» Work required
For the records shown below, return an exact copy that excludes the pictures.

-----

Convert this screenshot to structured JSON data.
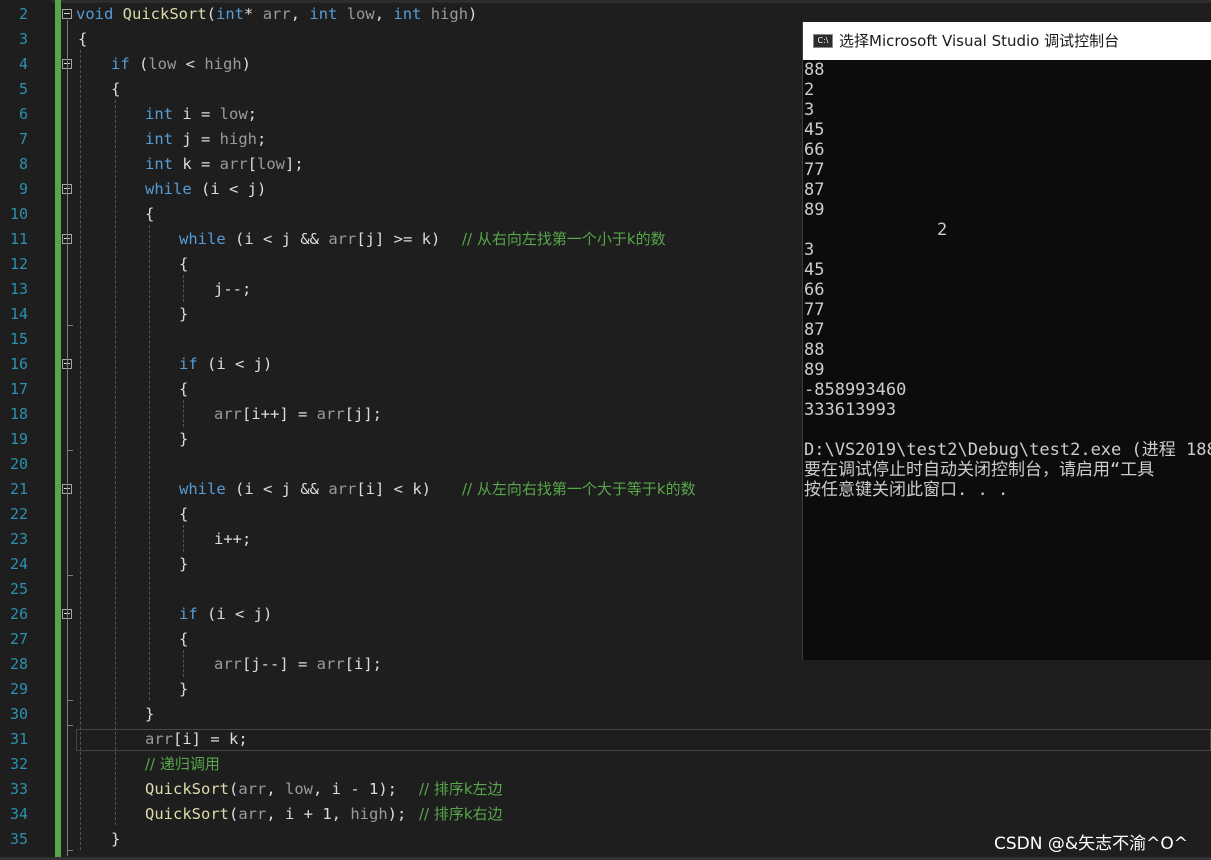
{
  "editor": {
    "line_numbers": [
      "2",
      "3",
      "4",
      "5",
      "6",
      "7",
      "8",
      "9",
      "10",
      "11",
      "12",
      "13",
      "14",
      "15",
      "16",
      "17",
      "18",
      "19",
      "20",
      "21",
      "22",
      "23",
      "24",
      "25",
      "26",
      "27",
      "28",
      "29",
      "30",
      "31",
      "32",
      "33",
      "34",
      "35"
    ],
    "code": {
      "l2": {
        "kw1": "void",
        "fn": "QuickSort",
        "p1": "(",
        "kw2": "int",
        "p2": "* ",
        "pm1": "arr",
        "p3": ", ",
        "kw3": "int",
        "p4": " ",
        "pm2": "low",
        "p5": ", ",
        "kw4": "int",
        "p6": " ",
        "pm3": "high",
        "p7": ")"
      },
      "l3": "{",
      "l4": {
        "kw": "if",
        "rest1": " (",
        "pm1": "low",
        "op": " < ",
        "pm2": "high",
        "rest2": ")"
      },
      "l5": "{",
      "l6": {
        "kw": "int",
        "v": " i",
        "rest": " = ",
        "pm": "low",
        "end": ";"
      },
      "l7": {
        "kw": "int",
        "v": " j",
        "rest": " = ",
        "pm": "high",
        "end": ";"
      },
      "l8": {
        "kw": "int",
        "v": " k",
        "rest": " = ",
        "pm": "arr",
        "rest2": "[",
        "pm2": "low",
        "end": "];"
      },
      "l9": {
        "kw": "while",
        "rest": " (i < j)"
      },
      "l10": "{",
      "l11": {
        "kw": "while",
        "rest": " (i < j && ",
        "pm": "arr",
        "rest2": "[j] >= k)",
        "comment": "// 从右向左找第一个小于k的数"
      },
      "l12": "{",
      "l13": "j--;",
      "l14": "}",
      "l16": {
        "kw": "if",
        "rest": " (i < j)"
      },
      "l17": "{",
      "l18": {
        "pm1": "arr",
        "rest1": "[i++] = ",
        "pm2": "arr",
        "rest2": "[j];"
      },
      "l19": "}",
      "l21": {
        "kw": "while",
        "rest": " (i < j && ",
        "pm": "arr",
        "rest2": "[i] < k)",
        "comment": "// 从左向右找第一个大于等于k的数"
      },
      "l22": "{",
      "l23": "i++;",
      "l24": "}",
      "l26": {
        "kw": "if",
        "rest": " (i < j)"
      },
      "l27": "{",
      "l28": {
        "pm1": "arr",
        "rest1": "[j--] = ",
        "pm2": "arr",
        "rest2": "[i];"
      },
      "l29": "}",
      "l30": "}",
      "l31": {
        "pm": "arr",
        "rest": "[i] = k;"
      },
      "l32": "// 递归调用",
      "l33": {
        "fn": "QuickSort",
        "p1": "(",
        "pm1": "arr",
        "p2": ", ",
        "pm2": "low",
        "p3": ", i - 1);",
        "comment": "// 排序k左边"
      },
      "l34": {
        "fn": "QuickSort",
        "p1": "(",
        "pm1": "arr",
        "p2": ", i + 1, ",
        "pm2": "high",
        "p3": ");",
        "comment": "// 排序k右边"
      },
      "l35": "}"
    }
  },
  "console": {
    "title": "选择Microsoft Visual Studio 调试控制台",
    "icon": "console-app-icon",
    "icon_label": "C:\\",
    "lines": [
      "88",
      "2",
      "3",
      "45",
      "66",
      "77",
      "87",
      "89",
      "             2",
      "3",
      "45",
      "66",
      "77",
      "87",
      "88",
      "89",
      "-858993460",
      "333613993",
      "",
      "D:\\VS2019\\test2\\Debug\\test2.exe (进程 188",
      "要在调试停止时自动关闭控制台，请启用“工具",
      "按任意键关闭此窗口. . ."
    ]
  },
  "watermark": "CSDN @&矢志不渝^O^",
  "colors": {
    "keyword": "#569cd6",
    "function": "#dcdcaa",
    "comment": "#57a64a",
    "line_number": "#2b91af",
    "background": "#1e1e1e",
    "console_bg": "#0c0c0c"
  }
}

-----

» Result of this exercise
Convert this screenshot to structured JSON data.
{
  "editor": {
    "line_numbers": [
      "2",
      "3",
      "4",
      "5",
      "6",
      "7",
      "8",
      "9",
      "10",
      "11",
      "12",
      "13",
      "14",
      "15",
      "16",
      "17",
      "18",
      "19",
      "20",
      "21",
      "22",
      "23",
      "24",
      "25",
      "26",
      "27",
      "28",
      "29",
      "30",
      "31",
      "32",
      "33",
      "34",
      "35"
    ],
    "code": {
      "l2": {
        "kw1": "void",
        "fn": "QuickSort",
        "p1": "(",
        "kw2": "int",
        "p2": "* ",
        "pm1": "arr",
        "p3": ", ",
        "kw3": "int",
        "p4": " ",
        "pm2": "low",
        "p5": ", ",
        "kw4": "int",
        "p6": " ",
        "pm3": "high",
        "p7": ")"
      },
      "l3": "{",
      "l4": {
        "kw": "if",
        "rest1": " (",
        "pm1": "low",
        "op": " < ",
        "pm2": "high",
        "rest2": ")"
      },
      "l5": "{",
      "l6": {
        "kw": "int",
        "v": " i",
        "rest": " = ",
        "pm": "low",
        "end": ";"
      },
      "l7": {
        "kw": "int",
        "v": " j",
        "rest": " = ",
        "pm": "high",
        "end": ";"
      },
      "l8": {
        "kw": "int",
        "v": " k",
        "rest": " = ",
        "pm": "arr",
        "rest2": "[",
        "pm2": "low",
        "end": "];"
      },
      "l9": {
        "kw": "while",
        "rest": " (i < j)"
      },
      "l10": "{",
      "l11": {
        "kw": "while",
        "rest": " (i < j && ",
        "pm": "arr",
        "rest2": "[j] >= k)",
        "comment": "// 从右向左找第一个小于k的数"
      },
      "l12": "{",
      "l13": "j--;",
      "l14": "}",
      "l16": {
        "kw": "if",
        "rest": " (i < j)"
      },
      "l17": "{",
      "l18": {
        "pm1": "arr",
        "rest1": "[i++] = ",
        "pm2": "arr",
        "rest2": "[j];"
      },
      "l19": "}",
      "l21": {
        "kw": "while",
        "rest": " (i < j && ",
        "pm": "arr",
        "rest2": "[i] < k)",
        "comment": "// 从左向右找第一个大于等于k的数"
      },
      "l22": "{",
      "l23": "i++;",
      "l24": "}",
      "l26": {
        "kw": "if",
        "rest": " (i < j)"
      },
      "l27": "{",
      "l28": {
        "pm1": "arr",
        "rest1": "[j--] = ",
        "pm2": "arr",
        "rest2": "[i];"
      },
      "l29": "}",
      "l30": "}",
      "l31": {
        "pm": "arr",
        "rest": "[i] = k;"
      },
      "l32": "// 递归调用",
      "l33": {
        "fn": "QuickSort",
        "p1": "(",
        "pm1": "arr",
        "p2": ", ",
        "pm2": "low",
        "p3": ", i - 1);",
        "comment": "// 排序k左边"
      },
      "l34": {
        "fn": "QuickSort",
        "p1": "(",
        "pm1": "arr",
        "p2": ", i + 1, ",
        "pm2": "high",
        "p3": ");",
        "comment": "// 排序k右边"
      },
      "l35": "}"
    }
  },
  "console": {
    "title": "选择Microsoft Visual Studio 调试控制台",
    "icon": "console-app-icon",
    "icon_label": "C:\\",
    "lines": [
      "88",
      "2",
      "3",
      "45",
      "66",
      "77",
      "87",
      "89",
      "             2",
      "3",
      "45",
      "66",
      "77",
      "87",
      "88",
      "89",
      "-858993460",
      "333613993",
      "",
      "D:\\VS2019\\test2\\Debug\\test2.exe (进程 188",
      "要在调试停止时自动关闭控制台，请启用“工具",
      "按任意键关闭此窗口. . ."
    ]
  },
  "watermark": "CSDN @&矢志不渝^O^",
  "colors": {
    "keyword": "#569cd6",
    "function": "#dcdcaa",
    "comment": "#57a64a",
    "line_number": "#2b91af",
    "background": "#1e1e1e",
    "console_bg": "#0c0c0c"
  }
}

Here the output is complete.